§ INFORMATION SUPPLIED:
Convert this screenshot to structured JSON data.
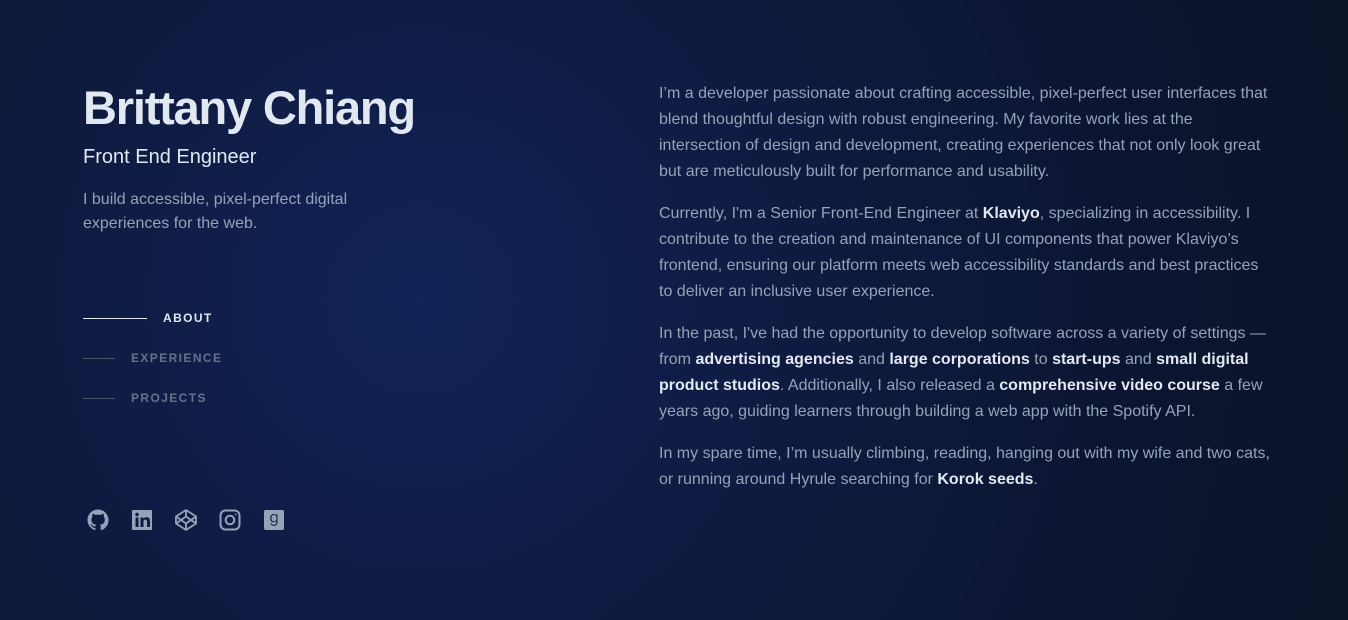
{
  "header": {
    "name": "Brittany Chiang",
    "role": "Front End Engineer",
    "tagline": "I build accessible, pixel-perfect digital experiences for the web."
  },
  "nav": {
    "items": [
      {
        "label": "About",
        "active": true
      },
      {
        "label": "Experience",
        "active": false
      },
      {
        "label": "Projects",
        "active": false
      }
    ]
  },
  "socials": [
    {
      "name": "GitHub",
      "icon": "github-icon"
    },
    {
      "name": "LinkedIn",
      "icon": "linkedin-icon"
    },
    {
      "name": "CodePen",
      "icon": "codepen-icon"
    },
    {
      "name": "Instagram",
      "icon": "instagram-icon"
    },
    {
      "name": "Goodreads",
      "icon": "goodreads-icon"
    }
  ],
  "about": {
    "p1": "I’m a developer passionate about crafting accessible, pixel-perfect user interfaces that blend thoughtful design with robust engineering. My favorite work lies at the intersection of design and development, creating experiences that not only look great but are meticulously built for performance and usability.",
    "p2": {
      "t1": "Currently, I'm a Senior Front-End Engineer at ",
      "klaviyo": "Klaviyo",
      "t2": ", specializing in accessibility. I contribute to the creation and maintenance of UI components that power Klaviyo’s frontend, ensuring our platform meets web accessibility standards and best practices to deliver an inclusive user experience."
    },
    "p3": {
      "t1": "In the past, I've had the opportunity to develop software across a variety of settings — from ",
      "l1": "advertising agencies",
      "t2": " and ",
      "l2": "large corporations",
      "t3": " to ",
      "l3": "start-ups",
      "t4": " and ",
      "l4": "small digital product studios",
      "t5": ". Additionally, I also released a ",
      "l5": "comprehensive video course",
      "t6": " a few years ago, guiding learners through building a web app with the Spotify API."
    },
    "p4": {
      "t1": "In my spare time, I’m usually climbing, reading, hanging out with my wife and two cats, or running around Hyrule searching for ",
      "l1": "Korok seeds",
      "t2": "."
    }
  },
  "colors": {
    "background": "#0f172a",
    "heading": "#e2e8f0",
    "body": "#94a3b8",
    "muted": "#64748b"
  }
}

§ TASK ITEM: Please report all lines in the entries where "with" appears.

§ EXERCISE RESULT:
    "p1": "I’m a developer passionate about crafting accessible, pixel-perfect user interfaces that blend thoughtful design with robust engineering. My favorite work lies at the intersection of design and development, creating experiences that not only look great but are meticulously built for performance and usability.",
      "t6": " a few years ago, guiding learners through building a web app with the Spotify API."
      "t1": "In my spare time, I’m usually climbing, reading, hanging out with my wife and two cats, or running around Hyrule searching for ",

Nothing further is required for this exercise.